As is often the case in a conflict such as this, it sounds like both sides may be exaggerating. Residents say that the farmer is running a hunting club. This would be illegal since the farmer doesn't have a business license. The farmer says that residents knew that duck hunting was taking place in the field when they bought their houses.
The curious thing is; the farmer was the one who sold the land for development in the first place. Did he forget to tell the developer about the duck hunting? Are the residents being overprotective of their kids?
We have to remember that if we are hunting near a suburb, we need to pickup our trash and aim our guns away from any development. This means not taking some shots, but remember, people will freak out if buckshot falls within 200yds of their kids.
The bottom line is that both sides are right and both sides are wrong, so it sounds like a compromise is in order. The conflict in Oregon is surely being played out in many other states, especially those with lax planning laws that allow suburbs to gobble up all the land they want. One of the county commissioners in Oregon summed up the situation in Sherwood best when he said," people need to be tolerant of other people's activities".
Artice Source: http://www.articlesphere.com
Related Articles in Hunting
People interested in the above article are also interested in the related articles listed below:
There is a huge variety of hunting equipment available these days, due to the growing popularity of turkey hunting and ever-increasing numbers of turkey hunters. Turkey hunting was a much simpler activity in the past. But what equipment do you need now?
Fall was the preferred time to hunt wild turkeys by most of the famous old time turkey hunters and is still favored by many traditionalists. These turkey hunting experts liked it best because it was a lot more difficult and therefore more rewarding to call in an old turkey in the fall rather than the spring.

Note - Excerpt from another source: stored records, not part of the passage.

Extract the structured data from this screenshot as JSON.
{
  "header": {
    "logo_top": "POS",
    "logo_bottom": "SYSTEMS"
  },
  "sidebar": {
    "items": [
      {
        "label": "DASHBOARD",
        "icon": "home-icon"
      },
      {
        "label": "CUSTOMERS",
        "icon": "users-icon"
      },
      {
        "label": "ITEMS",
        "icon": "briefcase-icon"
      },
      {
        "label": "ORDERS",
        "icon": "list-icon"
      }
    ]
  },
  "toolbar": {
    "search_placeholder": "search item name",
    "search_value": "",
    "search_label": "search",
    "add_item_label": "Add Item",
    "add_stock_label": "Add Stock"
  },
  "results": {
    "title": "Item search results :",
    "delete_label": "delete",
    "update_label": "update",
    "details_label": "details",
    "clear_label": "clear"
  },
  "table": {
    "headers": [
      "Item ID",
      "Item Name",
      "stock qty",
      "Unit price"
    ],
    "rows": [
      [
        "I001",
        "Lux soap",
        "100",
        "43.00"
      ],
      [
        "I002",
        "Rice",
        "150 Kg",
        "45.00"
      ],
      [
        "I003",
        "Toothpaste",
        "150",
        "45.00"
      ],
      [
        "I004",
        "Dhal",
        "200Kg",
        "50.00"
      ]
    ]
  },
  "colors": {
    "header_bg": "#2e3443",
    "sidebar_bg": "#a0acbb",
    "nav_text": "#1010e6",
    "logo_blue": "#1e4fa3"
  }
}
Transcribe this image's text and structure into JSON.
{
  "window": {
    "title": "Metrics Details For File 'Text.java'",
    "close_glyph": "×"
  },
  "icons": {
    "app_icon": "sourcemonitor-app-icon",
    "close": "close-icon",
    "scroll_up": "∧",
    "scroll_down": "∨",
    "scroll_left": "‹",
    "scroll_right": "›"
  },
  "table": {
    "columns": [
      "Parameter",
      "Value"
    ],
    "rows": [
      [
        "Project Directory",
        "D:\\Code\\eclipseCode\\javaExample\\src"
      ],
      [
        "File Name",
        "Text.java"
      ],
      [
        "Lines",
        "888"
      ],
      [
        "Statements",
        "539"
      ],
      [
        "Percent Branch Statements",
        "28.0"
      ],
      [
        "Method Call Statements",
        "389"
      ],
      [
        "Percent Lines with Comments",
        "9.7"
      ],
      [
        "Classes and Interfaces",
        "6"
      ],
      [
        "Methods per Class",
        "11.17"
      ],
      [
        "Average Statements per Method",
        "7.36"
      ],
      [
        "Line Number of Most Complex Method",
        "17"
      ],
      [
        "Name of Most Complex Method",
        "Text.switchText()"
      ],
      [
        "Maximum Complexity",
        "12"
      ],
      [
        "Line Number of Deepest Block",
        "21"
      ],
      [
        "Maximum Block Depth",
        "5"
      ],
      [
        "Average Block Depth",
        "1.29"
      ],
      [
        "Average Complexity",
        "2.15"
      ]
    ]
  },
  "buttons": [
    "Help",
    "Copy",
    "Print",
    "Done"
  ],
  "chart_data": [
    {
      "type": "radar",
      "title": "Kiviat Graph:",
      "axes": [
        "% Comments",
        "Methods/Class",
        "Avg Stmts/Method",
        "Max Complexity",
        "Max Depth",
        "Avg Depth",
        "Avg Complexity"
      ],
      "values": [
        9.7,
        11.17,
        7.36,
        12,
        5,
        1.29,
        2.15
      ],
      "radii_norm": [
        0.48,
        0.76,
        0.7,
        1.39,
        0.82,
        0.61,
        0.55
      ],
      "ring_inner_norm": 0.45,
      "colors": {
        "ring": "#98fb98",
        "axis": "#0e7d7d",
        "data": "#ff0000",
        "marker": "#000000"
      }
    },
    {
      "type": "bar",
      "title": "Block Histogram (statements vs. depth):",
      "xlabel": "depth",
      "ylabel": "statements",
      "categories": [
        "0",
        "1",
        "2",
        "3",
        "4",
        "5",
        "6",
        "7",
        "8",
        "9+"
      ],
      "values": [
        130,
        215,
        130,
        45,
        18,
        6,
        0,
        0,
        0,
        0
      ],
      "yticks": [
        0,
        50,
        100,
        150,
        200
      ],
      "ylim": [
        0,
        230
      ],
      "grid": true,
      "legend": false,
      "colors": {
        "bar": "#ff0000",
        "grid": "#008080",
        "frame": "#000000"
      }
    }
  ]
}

Organized raccoon hunting has been around for ages, but although nobody can say that the beginning of the 20th century is when it all started, it is a certainty that during that period the popularity of this type of hunting boomed. Certainly, it is a significant part of the American tradition and heritage. Many fathers have spent lots of hours afield with their kids teaching them about hunting, gun etiquette, and respect of property, responsibility and conservation.